# [Your assignment]
Could the data below please be reproduced word for word, without the pictures?

# [Available records]
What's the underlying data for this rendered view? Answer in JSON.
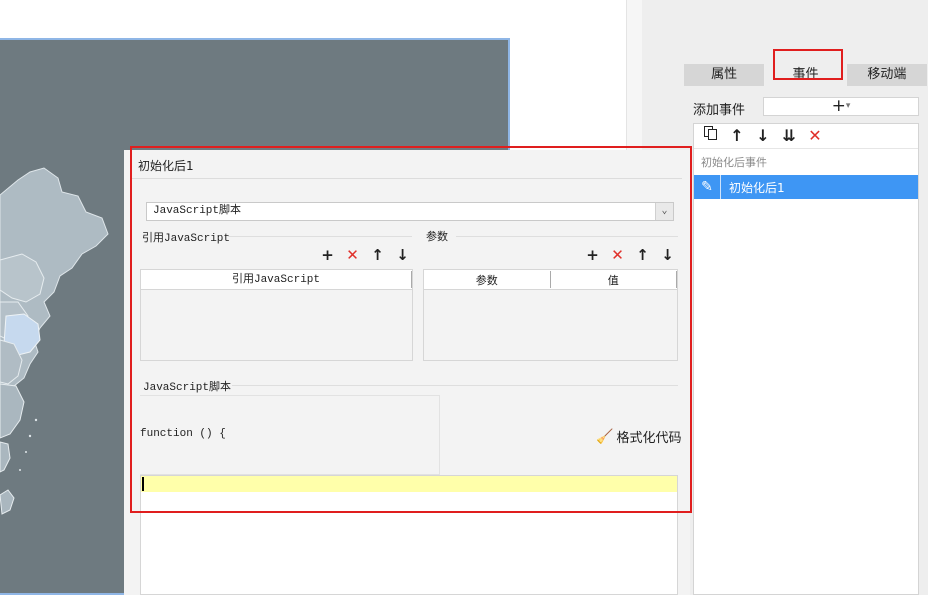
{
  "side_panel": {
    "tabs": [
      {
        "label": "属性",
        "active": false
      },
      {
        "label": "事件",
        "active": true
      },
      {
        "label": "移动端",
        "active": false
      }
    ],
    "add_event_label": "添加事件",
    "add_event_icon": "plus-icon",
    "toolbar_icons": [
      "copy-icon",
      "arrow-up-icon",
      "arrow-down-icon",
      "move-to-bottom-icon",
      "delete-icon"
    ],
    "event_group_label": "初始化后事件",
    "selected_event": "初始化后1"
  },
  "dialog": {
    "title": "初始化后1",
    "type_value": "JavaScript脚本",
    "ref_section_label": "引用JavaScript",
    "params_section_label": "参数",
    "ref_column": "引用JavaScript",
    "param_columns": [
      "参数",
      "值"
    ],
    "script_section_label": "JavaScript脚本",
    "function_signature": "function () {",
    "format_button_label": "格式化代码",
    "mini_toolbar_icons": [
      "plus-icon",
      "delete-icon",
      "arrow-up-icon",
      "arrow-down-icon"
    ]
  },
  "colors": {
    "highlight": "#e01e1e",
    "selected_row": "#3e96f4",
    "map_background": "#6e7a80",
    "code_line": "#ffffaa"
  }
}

# [Answer space]
What's the underlying data for this rendered view? Answer in JSON.
{
  "side_panel": {
    "tabs": [
      {
        "label": "属性",
        "active": false
      },
      {
        "label": "事件",
        "active": true
      },
      {
        "label": "移动端",
        "active": false
      }
    ],
    "add_event_label": "添加事件",
    "add_event_icon": "plus-icon",
    "toolbar_icons": [
      "copy-icon",
      "arrow-up-icon",
      "arrow-down-icon",
      "move-to-bottom-icon",
      "delete-icon"
    ],
    "event_group_label": "初始化后事件",
    "selected_event": "初始化后1"
  },
  "dialog": {
    "title": "初始化后1",
    "type_value": "JavaScript脚本",
    "ref_section_label": "引用JavaScript",
    "params_section_label": "参数",
    "ref_column": "引用JavaScript",
    "param_columns": [
      "参数",
      "值"
    ],
    "script_section_label": "JavaScript脚本",
    "function_signature": "function () {",
    "format_button_label": "格式化代码",
    "mini_toolbar_icons": [
      "plus-icon",
      "delete-icon",
      "arrow-up-icon",
      "arrow-down-icon"
    ]
  },
  "colors": {
    "highlight": "#e01e1e",
    "selected_row": "#3e96f4",
    "map_background": "#6e7a80",
    "code_line": "#ffffaa"
  }
}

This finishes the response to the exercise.